Just two weeks ago, Kobe Bryant(notes) was sitting courtside and laughing over the scenarios presented to him. Opting out? No, it wasn't happening. He understood people still were unsure why he hadn't signed a contract extension, but Bryant promised he hadn't retreated on his Laker-for-life mantra.
"I'm going to be a Laker," Bryant said in a private moment. "It'll get done."
No more drama for Bryant. No more suspense. He has neither the energy nor the inclination. History will remember Bryant as a Laker, and it will remember him for winning championships. He gets a three-year extension that could earn him close to $90 million, and it'll take him to his 35th birthday. This pushes Kobe closer to what he always has wanted to be: a Laker for life, a champion for the ages.
Bryant has four titles and a fifth this season will push him past his peers, Shaquille O'Neal(notes) and Tim Duncan(notes). Magic Johnson has five titles. Michael Jordan and Kareem Abdul-Jabbar have six. No, Kobe won't be catching Bill Russell and his 11 titles, but everyone else is within his reach now.
Whatever the sport, whatever the athlete, this is still a sporting culture that holds tightest to its champions. Let's face it: Expansion and salary caps make it much, much harder to win multiple titles now. Yes, Bryant is the beneficiary of his general manager, Mitch Kupchak, surrounding him with this talent, and his coach, Phil Jackson, for coaching it. Greatness is everywhere with the Lakers, but the standard is still set with Bryant.
Bryant had been the best all-around player for most of a decade, but he'll retire with one MVP trophy. Steve Nash(notes) will have two, but Kobe has one. Just like Dirk Nowitzki(notes). Perhaps that isn't the easiest thing to live with, but it's the reality now. If everyone was so sure that Bryant was all about scoring and self in his 20s, his 30s give him a chance to frame himself as a champion for the ages.
Winning is everything to him now. He is still the best shot-maker in the sport, still the player with the most stuff in his game. Every summer, Magic and Larry Bird and Michael Jordan would go home for the summer, add a dimension, a move, and bring it back for the next season. Bryant has honored that ethic of basketball.
He has never wavered on playing for Team USA in the World Championships this summer. He'll go to minicamp in Las Vegas in July. He'll go to training camp in New York in August. He'll go to Turkey. LeBron James(notes) and Dwyane Wade(notes) are sitting it out, but Bryant doesn't want to miss it. He has played 14 seasons in the NBA, and never thinks about his body wearing down. He'll be somewhere playing hard, somewhere searching for a game, so why not do it with Team USA?

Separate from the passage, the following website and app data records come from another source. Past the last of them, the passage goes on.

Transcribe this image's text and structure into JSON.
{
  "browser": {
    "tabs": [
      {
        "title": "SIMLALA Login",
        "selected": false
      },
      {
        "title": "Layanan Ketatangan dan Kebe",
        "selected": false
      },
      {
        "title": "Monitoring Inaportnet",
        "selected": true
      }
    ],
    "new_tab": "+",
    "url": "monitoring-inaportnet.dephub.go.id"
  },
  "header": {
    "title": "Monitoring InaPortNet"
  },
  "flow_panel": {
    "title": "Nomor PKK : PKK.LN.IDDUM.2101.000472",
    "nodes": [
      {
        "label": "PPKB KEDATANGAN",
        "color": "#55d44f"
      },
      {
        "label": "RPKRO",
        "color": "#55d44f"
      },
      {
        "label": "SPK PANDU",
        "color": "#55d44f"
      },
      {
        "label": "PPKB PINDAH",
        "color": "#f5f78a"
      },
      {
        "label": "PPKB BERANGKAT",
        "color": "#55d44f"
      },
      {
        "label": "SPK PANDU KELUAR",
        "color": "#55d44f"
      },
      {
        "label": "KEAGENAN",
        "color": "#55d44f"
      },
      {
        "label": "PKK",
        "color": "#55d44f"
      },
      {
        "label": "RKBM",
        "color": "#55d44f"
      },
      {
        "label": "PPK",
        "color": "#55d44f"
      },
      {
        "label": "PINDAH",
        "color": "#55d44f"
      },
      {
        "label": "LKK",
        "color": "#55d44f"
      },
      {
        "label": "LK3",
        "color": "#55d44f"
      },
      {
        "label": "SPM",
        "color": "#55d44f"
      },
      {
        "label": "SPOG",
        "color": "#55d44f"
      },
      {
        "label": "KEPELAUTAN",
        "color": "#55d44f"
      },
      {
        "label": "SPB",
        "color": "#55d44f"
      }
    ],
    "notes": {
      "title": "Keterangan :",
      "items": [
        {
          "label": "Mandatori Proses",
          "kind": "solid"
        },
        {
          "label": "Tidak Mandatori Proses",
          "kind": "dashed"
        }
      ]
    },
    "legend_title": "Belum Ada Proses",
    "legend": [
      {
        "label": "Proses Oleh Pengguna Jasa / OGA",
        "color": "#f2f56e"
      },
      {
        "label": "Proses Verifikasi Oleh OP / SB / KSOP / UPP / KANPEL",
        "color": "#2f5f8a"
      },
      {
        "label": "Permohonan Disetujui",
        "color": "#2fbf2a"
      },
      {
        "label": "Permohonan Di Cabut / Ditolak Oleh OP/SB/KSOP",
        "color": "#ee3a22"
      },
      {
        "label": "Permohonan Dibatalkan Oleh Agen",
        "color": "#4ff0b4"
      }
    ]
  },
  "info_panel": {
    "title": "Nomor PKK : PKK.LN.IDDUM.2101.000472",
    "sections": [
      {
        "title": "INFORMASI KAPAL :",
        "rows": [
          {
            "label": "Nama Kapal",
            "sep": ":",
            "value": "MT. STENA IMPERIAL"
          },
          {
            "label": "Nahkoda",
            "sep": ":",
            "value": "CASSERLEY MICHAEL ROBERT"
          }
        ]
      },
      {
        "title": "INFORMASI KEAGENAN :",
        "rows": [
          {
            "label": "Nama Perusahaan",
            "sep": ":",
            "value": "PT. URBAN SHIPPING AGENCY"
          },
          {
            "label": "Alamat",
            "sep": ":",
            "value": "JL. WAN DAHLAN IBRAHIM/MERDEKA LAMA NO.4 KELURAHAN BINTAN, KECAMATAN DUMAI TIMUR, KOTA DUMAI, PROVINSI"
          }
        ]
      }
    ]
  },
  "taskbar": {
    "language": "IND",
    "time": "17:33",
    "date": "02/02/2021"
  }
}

No one should think Bryant isn't aware the United States lost in the World Championships four years ago without him. He'll love playing with Kevin Durant(notes) and he'll love having that team need him without James and Wade. He has an Olympic gold medal, and he'll try to get one of those World titles, too.
Between now and then, Kobe Bryant tries to catch Magic Johnson and his five championships. He's 31 and wants to keep going and going and going. He pushed closer Friday to what he always wanted: a Laker for life, an NBA champion for the ages.